WHAT THE TASK ASKS ->
Among the lines of this material, find those holding the word "vLLM" and report how many there are, with nothing added.

AVAILABLE RECORDS ->

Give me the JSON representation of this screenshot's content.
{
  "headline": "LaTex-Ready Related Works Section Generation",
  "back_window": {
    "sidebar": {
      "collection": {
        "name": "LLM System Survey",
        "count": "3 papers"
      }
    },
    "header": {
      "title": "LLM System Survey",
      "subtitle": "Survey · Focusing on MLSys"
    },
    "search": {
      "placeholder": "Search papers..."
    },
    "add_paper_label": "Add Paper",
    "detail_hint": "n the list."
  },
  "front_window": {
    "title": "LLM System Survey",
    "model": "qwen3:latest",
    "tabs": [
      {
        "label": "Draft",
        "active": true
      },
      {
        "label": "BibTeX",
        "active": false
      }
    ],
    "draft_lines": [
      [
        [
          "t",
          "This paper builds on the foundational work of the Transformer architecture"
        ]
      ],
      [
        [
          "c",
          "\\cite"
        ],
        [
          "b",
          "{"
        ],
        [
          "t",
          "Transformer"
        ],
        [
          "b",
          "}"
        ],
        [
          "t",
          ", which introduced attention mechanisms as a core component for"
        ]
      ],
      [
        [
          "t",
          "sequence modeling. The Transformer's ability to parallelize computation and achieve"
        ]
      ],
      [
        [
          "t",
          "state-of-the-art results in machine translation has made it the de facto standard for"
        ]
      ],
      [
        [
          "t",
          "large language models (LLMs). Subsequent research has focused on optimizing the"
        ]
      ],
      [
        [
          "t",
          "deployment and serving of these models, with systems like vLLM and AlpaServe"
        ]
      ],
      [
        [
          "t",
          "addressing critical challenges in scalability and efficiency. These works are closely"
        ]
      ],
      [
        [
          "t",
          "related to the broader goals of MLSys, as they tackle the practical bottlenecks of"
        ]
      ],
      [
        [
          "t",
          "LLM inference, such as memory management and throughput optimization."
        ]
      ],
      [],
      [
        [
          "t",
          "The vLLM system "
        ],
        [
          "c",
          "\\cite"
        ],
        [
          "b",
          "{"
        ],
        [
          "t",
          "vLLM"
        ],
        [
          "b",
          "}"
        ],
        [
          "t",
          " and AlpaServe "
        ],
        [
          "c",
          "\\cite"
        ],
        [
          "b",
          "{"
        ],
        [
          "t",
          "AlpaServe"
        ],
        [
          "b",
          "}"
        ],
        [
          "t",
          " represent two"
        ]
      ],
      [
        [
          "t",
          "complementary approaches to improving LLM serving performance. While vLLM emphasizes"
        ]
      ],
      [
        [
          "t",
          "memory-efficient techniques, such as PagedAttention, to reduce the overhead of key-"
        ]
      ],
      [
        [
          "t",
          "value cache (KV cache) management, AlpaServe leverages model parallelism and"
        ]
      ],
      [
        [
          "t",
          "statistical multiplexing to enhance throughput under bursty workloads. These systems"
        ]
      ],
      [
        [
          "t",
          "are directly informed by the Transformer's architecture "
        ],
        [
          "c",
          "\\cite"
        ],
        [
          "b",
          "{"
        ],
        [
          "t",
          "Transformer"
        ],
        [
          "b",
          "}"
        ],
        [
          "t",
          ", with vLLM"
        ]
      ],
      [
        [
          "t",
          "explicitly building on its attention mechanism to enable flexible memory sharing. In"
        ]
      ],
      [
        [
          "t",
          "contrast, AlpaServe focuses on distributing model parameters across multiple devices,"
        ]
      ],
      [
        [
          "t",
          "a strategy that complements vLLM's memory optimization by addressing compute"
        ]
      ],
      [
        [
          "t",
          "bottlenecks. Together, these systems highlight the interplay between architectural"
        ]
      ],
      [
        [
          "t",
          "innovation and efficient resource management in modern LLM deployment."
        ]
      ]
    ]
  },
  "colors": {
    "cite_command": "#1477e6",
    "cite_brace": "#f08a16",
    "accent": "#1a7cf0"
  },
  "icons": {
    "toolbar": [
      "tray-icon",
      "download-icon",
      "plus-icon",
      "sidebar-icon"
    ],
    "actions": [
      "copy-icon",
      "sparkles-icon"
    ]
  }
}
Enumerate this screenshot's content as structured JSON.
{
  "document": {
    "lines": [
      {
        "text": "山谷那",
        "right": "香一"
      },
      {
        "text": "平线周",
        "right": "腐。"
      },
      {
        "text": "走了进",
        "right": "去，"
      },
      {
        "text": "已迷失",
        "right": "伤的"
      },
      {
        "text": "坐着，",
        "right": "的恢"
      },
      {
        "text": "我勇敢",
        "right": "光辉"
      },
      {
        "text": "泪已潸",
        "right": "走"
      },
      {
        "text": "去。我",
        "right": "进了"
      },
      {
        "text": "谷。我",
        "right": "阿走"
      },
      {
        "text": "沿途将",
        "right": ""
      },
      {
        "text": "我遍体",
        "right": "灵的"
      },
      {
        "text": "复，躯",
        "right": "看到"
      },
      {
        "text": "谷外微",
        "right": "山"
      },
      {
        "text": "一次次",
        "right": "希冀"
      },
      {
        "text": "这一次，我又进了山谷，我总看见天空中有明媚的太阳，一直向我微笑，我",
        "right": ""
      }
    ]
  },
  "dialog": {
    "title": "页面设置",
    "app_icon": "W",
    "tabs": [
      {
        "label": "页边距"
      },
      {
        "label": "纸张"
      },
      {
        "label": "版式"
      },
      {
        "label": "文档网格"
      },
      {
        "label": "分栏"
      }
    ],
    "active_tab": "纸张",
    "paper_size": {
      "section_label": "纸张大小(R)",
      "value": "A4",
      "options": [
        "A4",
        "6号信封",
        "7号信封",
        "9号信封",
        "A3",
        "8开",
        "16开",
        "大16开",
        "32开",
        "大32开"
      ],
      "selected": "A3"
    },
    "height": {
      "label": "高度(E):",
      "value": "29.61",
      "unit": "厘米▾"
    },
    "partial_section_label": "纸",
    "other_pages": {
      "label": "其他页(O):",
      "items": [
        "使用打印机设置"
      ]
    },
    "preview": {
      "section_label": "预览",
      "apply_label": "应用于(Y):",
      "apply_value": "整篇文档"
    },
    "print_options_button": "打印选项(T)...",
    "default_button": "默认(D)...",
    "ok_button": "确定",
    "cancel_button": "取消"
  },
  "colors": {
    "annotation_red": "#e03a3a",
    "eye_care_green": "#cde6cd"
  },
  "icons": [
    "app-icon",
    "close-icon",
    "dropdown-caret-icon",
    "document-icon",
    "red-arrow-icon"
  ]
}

ANSWER BOX ->
6